Web page and app entries:

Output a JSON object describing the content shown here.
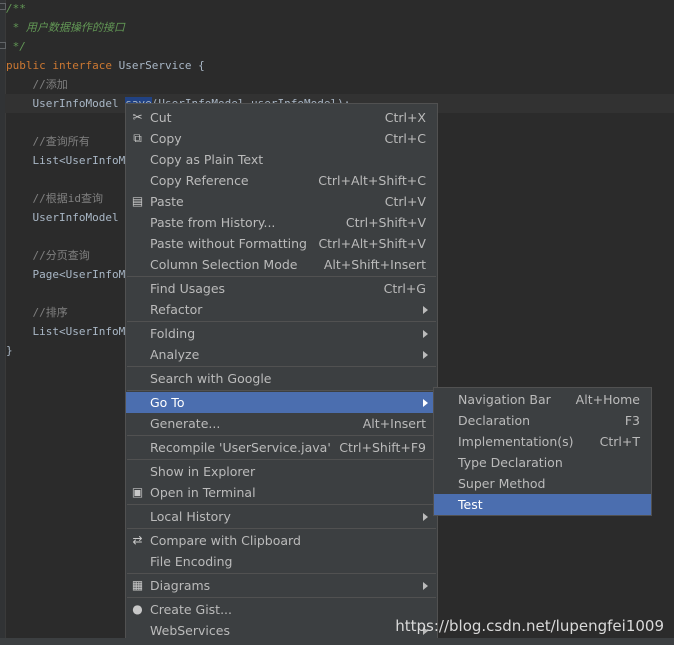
{
  "code": {
    "lines": [
      {
        "text": "/**",
        "cls": "c-doc"
      },
      {
        "text": " * 用户数据操作的接口",
        "cls": "c-doc"
      },
      {
        "text": " */",
        "cls": "c-doc"
      },
      {
        "kw": "public interface ",
        "rest": "UserService {"
      },
      {
        "text": "    //添加",
        "cls": "c-cm"
      },
      {
        "pre": "    UserInfoModel ",
        "sel": "save",
        "post": "(UserInfoModel userInfoModel);"
      },
      {
        "text": ""
      },
      {
        "text": "    //查询所有",
        "cls": "c-cm"
      },
      {
        "text": "    List<UserInfoModel"
      },
      {
        "text": ""
      },
      {
        "text": "    //根据id查询",
        "cls": "c-cm"
      },
      {
        "text": "    UserInfoModel get"
      },
      {
        "text": ""
      },
      {
        "text": "    //分页查询",
        "cls": "c-cm"
      },
      {
        "text": "    Page<UserInfoMod"
      },
      {
        "text": ""
      },
      {
        "text": "    //排序",
        "cls": "c-cm"
      },
      {
        "text": "    List<UserInfoMod"
      },
      {
        "text": "}"
      }
    ]
  },
  "menu": {
    "items": [
      {
        "label": "Cut",
        "shortcut": "Ctrl+X",
        "icon": "scissors-icon",
        "glyph": "✂"
      },
      {
        "label": "Copy",
        "shortcut": "Ctrl+C",
        "icon": "copy-icon",
        "glyph": "⧉"
      },
      {
        "label": "Copy as Plain Text",
        "shortcut": ""
      },
      {
        "label": "Copy Reference",
        "shortcut": "Ctrl+Alt+Shift+C"
      },
      {
        "label": "Paste",
        "shortcut": "Ctrl+V",
        "icon": "clipboard-icon",
        "glyph": "▤"
      },
      {
        "label": "Paste from History...",
        "shortcut": "Ctrl+Shift+V"
      },
      {
        "label": "Paste without Formatting",
        "shortcut": "Ctrl+Alt+Shift+V"
      },
      {
        "label": "Column Selection Mode",
        "shortcut": "Alt+Shift+Insert"
      },
      {
        "sep": true
      },
      {
        "label": "Find Usages",
        "shortcut": "Ctrl+G"
      },
      {
        "label": "Refactor",
        "submenu": true
      },
      {
        "sep": true
      },
      {
        "label": "Folding",
        "submenu": true
      },
      {
        "label": "Analyze",
        "submenu": true
      },
      {
        "sep": true
      },
      {
        "label": "Search with Google",
        "shortcut": ""
      },
      {
        "sep": true
      },
      {
        "label": "Go To",
        "submenu": true,
        "active": true
      },
      {
        "label": "Generate...",
        "shortcut": "Alt+Insert"
      },
      {
        "sep": true
      },
      {
        "label": "Recompile 'UserService.java'",
        "shortcut": "Ctrl+Shift+F9"
      },
      {
        "sep": true
      },
      {
        "label": "Show in Explorer",
        "shortcut": ""
      },
      {
        "label": "Open in Terminal",
        "shortcut": "",
        "icon": "terminal-icon",
        "glyph": "▣"
      },
      {
        "sep": true
      },
      {
        "label": "Local History",
        "submenu": true
      },
      {
        "sep": true
      },
      {
        "label": "Compare with Clipboard",
        "shortcut": "",
        "icon": "compare-icon",
        "glyph": "⇄"
      },
      {
        "label": "File Encoding",
        "shortcut": ""
      },
      {
        "sep": true
      },
      {
        "label": "Diagrams",
        "submenu": true,
        "icon": "diagram-icon",
        "glyph": "▦"
      },
      {
        "sep": true
      },
      {
        "label": "Create Gist...",
        "shortcut": "",
        "icon": "github-icon",
        "glyph": "●"
      },
      {
        "label": "WebServices",
        "submenu": true
      }
    ]
  },
  "submenu": {
    "items": [
      {
        "label": "Navigation Bar",
        "shortcut": "Alt+Home"
      },
      {
        "label": "Declaration",
        "shortcut": "F3"
      },
      {
        "label": "Implementation(s)",
        "shortcut": "Ctrl+T"
      },
      {
        "label": "Type Declaration",
        "shortcut": ""
      },
      {
        "label": "Super Method",
        "shortcut": ""
      },
      {
        "label": "Test",
        "shortcut": "",
        "active": true
      }
    ]
  },
  "watermark": "https://blog.csdn.net/lupengfei1009",
  "colors": {
    "menu_bg": "#3c3f41",
    "selection": "#4b6eaf",
    "editor_bg": "#2b2b2b"
  }
}
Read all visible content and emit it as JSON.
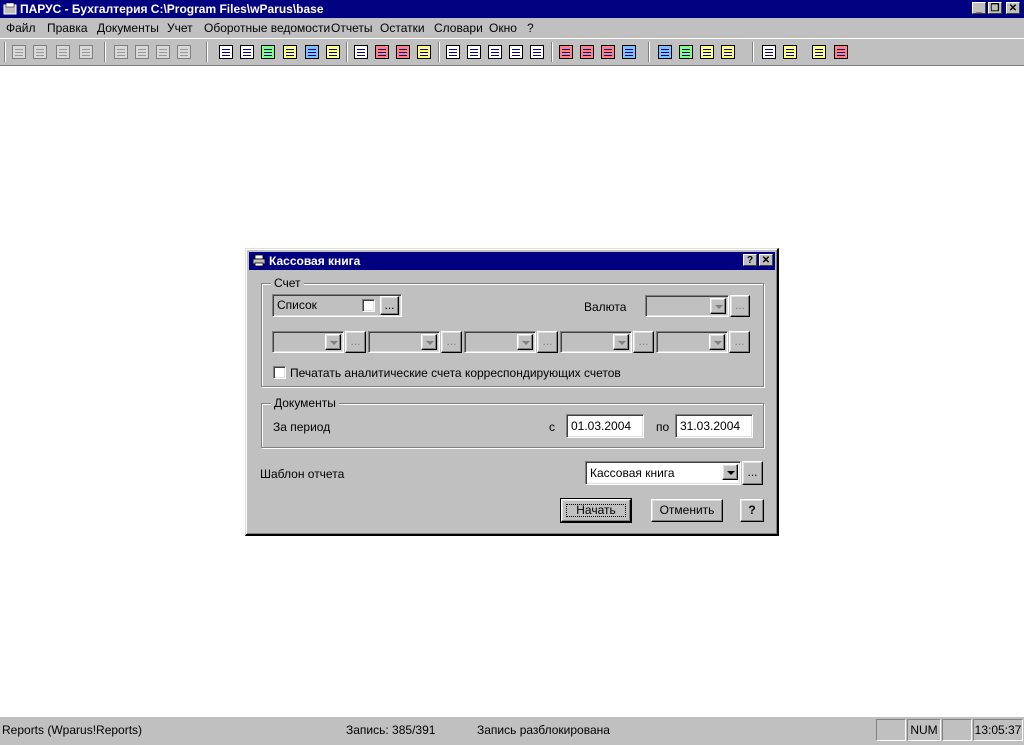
{
  "window": {
    "title": "ПАРУС - Бухгалтерия  C:\\Program Files\\wParus\\base",
    "minimize_glyph": "_",
    "restore_glyph": "❐",
    "close_glyph": "✕"
  },
  "menu": {
    "items": [
      "Файл",
      "Правка",
      "Документы",
      "Учет",
      "Оборотные ведомости",
      "Отчеты",
      "Остатки",
      "Словари",
      "Окно",
      "?"
    ]
  },
  "toolbar": {
    "icons": [
      "new-doc-icon",
      "copy-doc-icon",
      "edit-doc-icon",
      "delete-icon",
      "filter-icon",
      "sort-icon",
      "print-icon",
      "print-setup-icon",
      "accounts-icon",
      "cards-icon",
      "analytics-icon",
      "folder-icon",
      "journal-icon",
      "table-icon",
      "operations-icon",
      "entries-icon",
      "rates-icon",
      "doc-report-1-icon",
      "doc-report-2-icon",
      "doc-report-3-icon",
      "doc-report-4-icon",
      "doc-report-5-icon",
      "balance-1-icon",
      "balance-2-icon",
      "balance-3-icon",
      "balance-4-icon",
      "currency-icon",
      "people-icon",
      "organizations-icon",
      "dictionary-icon",
      "calculator-icon",
      "calendar-icon",
      "help-icon",
      "exit-icon"
    ]
  },
  "dialog": {
    "title": "Кассовая книга",
    "help_glyph": "?",
    "close_glyph": "✕",
    "account_group": {
      "label": "Счет",
      "list_label": "Список",
      "list_checked": false,
      "ellipsis": "...",
      "currency_label": "Валюта",
      "currency_value": ""
    },
    "analytics_checkbox": {
      "label": "Печатать аналитические счета корреспондирующих счетов",
      "checked": false
    },
    "documents_group": {
      "label": "Документы",
      "period_label": "За период",
      "from_label": "с",
      "from_value": "01.03.2004",
      "to_label": "по",
      "to_value": "31.03.2004"
    },
    "template": {
      "label": "Шаблон отчета",
      "value": "Кассовая книга",
      "ellipsis": "..."
    },
    "buttons": {
      "start": "Начать",
      "cancel": "Отменить",
      "help": "?"
    }
  },
  "statusbar": {
    "module": "Reports (Wparus!Reports)",
    "record": "Запись: 385/391",
    "lock_state": "Запись разблокирована",
    "num": "NUM",
    "time": "13:05:37"
  }
}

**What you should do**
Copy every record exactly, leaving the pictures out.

**Output of the exercise**
Output a JSON object describing the content shown here.
{
  "code": {
    "lines": [
      {
        "text": "/**",
        "cls": "c-doc"
      },
      {
        "text": " * 用户数据操作的接口",
        "cls": "c-doc"
      },
      {
        "text": " */",
        "cls": "c-doc"
      },
      {
        "kw": "public interface ",
        "rest": "UserService {"
      },
      {
        "text": "    //添加",
        "cls": "c-cm"
      },
      {
        "pre": "    UserInfoModel ",
        "sel": "save",
        "post": "(UserInfoModel userInfoModel);"
      },
      {
        "text": ""
      },
      {
        "text": "    //查询所有",
        "cls": "c-cm"
      },
      {
        "text": "    List<UserInfoModel"
      },
      {
        "text": ""
      },
      {
        "text": "    //根据id查询",
        "cls": "c-cm"
      },
      {
        "text": "    UserInfoModel get"
      },
      {
        "text": ""
      },
      {
        "text": "    //分页查询",
        "cls": "c-cm"
      },
      {
        "text": "    Page<UserInfoMod"
      },
      {
        "text": ""
      },
      {
        "text": "    //排序",
        "cls": "c-cm"
      },
      {
        "text": "    List<UserInfoMod"
      },
      {
        "text": "}"
      }
    ]
  },
  "menu": {
    "items": [
      {
        "label": "Cut",
        "shortcut": "Ctrl+X",
        "icon": "scissors-icon",
        "glyph": "✂"
      },
      {
        "label": "Copy",
        "shortcut": "Ctrl+C",
        "icon": "copy-icon",
        "glyph": "⧉"
      },
      {
        "label": "Copy as Plain Text",
        "shortcut": ""
      },
      {
        "label": "Copy Reference",
        "shortcut": "Ctrl+Alt+Shift+C"
      },
      {
        "label": "Paste",
        "shortcut": "Ctrl+V",
        "icon": "clipboard-icon",
        "glyph": "▤"
      },
      {
        "label": "Paste from History...",
        "shortcut": "Ctrl+Shift+V"
      },
      {
        "label": "Paste without Formatting",
        "shortcut": "Ctrl+Alt+Shift+V"
      },
      {
        "label": "Column Selection Mode",
        "shortcut": "Alt+Shift+Insert"
      },
      {
        "sep": true
      },
      {
        "label": "Find Usages",
        "shortcut": "Ctrl+G"
      },
      {
        "label": "Refactor",
        "submenu": true
      },
      {
        "sep": true
      },
      {
        "label": "Folding",
        "submenu": true
      },
      {
        "label": "Analyze",
        "submenu": true
      },
      {
        "sep": true
      },
      {
        "label": "Search with Google",
        "shortcut": ""
      },
      {
        "sep": true
      },
      {
        "label": "Go To",
        "submenu": true,
        "active": true
      },
      {
        "label": "Generate...",
        "shortcut": "Alt+Insert"
      },
      {
        "sep": true
      },
      {
        "label": "Recompile 'UserService.java'",
        "shortcut": "Ctrl+Shift+F9"
      },
      {
        "sep": true
      },
      {
        "label": "Show in Explorer",
        "shortcut": ""
      },
      {
        "label": "Open in Terminal",
        "shortcut": "",
        "icon": "terminal-icon",
        "glyph": "▣"
      },
      {
        "sep": true
      },
      {
        "label": "Local History",
        "submenu": true
      },
      {
        "sep": true
      },
      {
        "label": "Compare with Clipboard",
        "shortcut": "",
        "icon": "compare-icon",
        "glyph": "⇄"
      },
      {
        "label": "File Encoding",
        "shortcut": ""
      },
      {
        "sep": true
      },
      {
        "label": "Diagrams",
        "submenu": true,
        "icon": "diagram-icon",
        "glyph": "▦"
      },
      {
        "sep": true
      },
      {
        "label": "Create Gist...",
        "shortcut": "",
        "icon": "github-icon",
        "glyph": "●"
      },
      {
        "label": "WebServices",
        "submenu": true
      }
    ]
  },
  "submenu": {
    "items": [
      {
        "label": "Navigation Bar",
        "shortcut": "Alt+Home"
      },
      {
        "label": "Declaration",
        "shortcut": "F3"
      },
      {
        "label": "Implementation(s)",
        "shortcut": "Ctrl+T"
      },
      {
        "label": "Type Declaration",
        "shortcut": ""
      },
      {
        "label": "Super Method",
        "shortcut": ""
      },
      {
        "label": "Test",
        "shortcut": "",
        "active": true
      }
    ]
  },
  "watermark": "https://blog.csdn.net/lupengfei1009",
  "colors": {
    "menu_bg": "#3c3f41",
    "selection": "#4b6eaf",
    "editor_bg": "#2b2b2b"
  }
}
Read all visible content and emit it as JSON.
{
  "window": {
    "title": "ПАРУС - Бухгалтерия  C:\\Program Files\\wParus\\base",
    "minimize_glyph": "_",
    "restore_glyph": "❐",
    "close_glyph": "✕"
  },
  "menu": {
    "items": [
      "Файл",
      "Правка",
      "Документы",
      "Учет",
      "Оборотные ведомости",
      "Отчеты",
      "Остатки",
      "Словари",
      "Окно",
      "?"
    ]
  },
  "toolbar": {
    "icons": [
      "new-doc-icon",
      "copy-doc-icon",
      "edit-doc-icon",
      "delete-icon",
      "filter-icon",
      "sort-icon",
      "print-icon",
      "print-setup-icon",
      "accounts-icon",
      "cards-icon",
      "analytics-icon",
      "folder-icon",
      "journal-icon",
      "table-icon",
      "operations-icon",
      "entries-icon",
      "rates-icon",
      "doc-report-1-icon",
      "doc-report-2-icon",
      "doc-report-3-icon",
      "doc-report-4-icon",
      "doc-report-5-icon",
      "balance-1-icon",
      "balance-2-icon",
      "balance-3-icon",
      "balance-4-icon",
      "currency-icon",
      "people-icon",
      "organizations-icon",
      "dictionary-icon",
      "calculator-icon",
      "calendar-icon",
      "help-icon",
      "exit-icon"
    ]
  },
  "dialog": {
    "title": "Кассовая книга",
    "help_glyph": "?",
    "close_glyph": "✕",
    "account_group": {
      "label": "Счет",
      "list_label": "Список",
      "list_checked": false,
      "ellipsis": "...",
      "currency_label": "Валюта",
      "currency_value": ""
    },
    "analytics_checkbox": {
      "label": "Печатать аналитические счета корреспондирующих счетов",
      "checked": false
    },
    "documents_group": {
      "label": "Документы",
      "period_label": "За период",
      "from_label": "с",
      "from_value": "01.03.2004",
      "to_label": "по",
      "to_value": "31.03.2004"
    },
    "template": {
      "label": "Шаблон отчета",
      "value": "Кассовая книга",
      "ellipsis": "..."
    },
    "buttons": {
      "start": "Начать",
      "cancel": "Отменить",
      "help": "?"
    }
  },
  "statusbar": {
    "module": "Reports (Wparus!Reports)",
    "record": "Запись: 385/391",
    "lock_state": "Запись разблокирована",
    "num": "NUM",
    "time": "13:05:37"
  }
}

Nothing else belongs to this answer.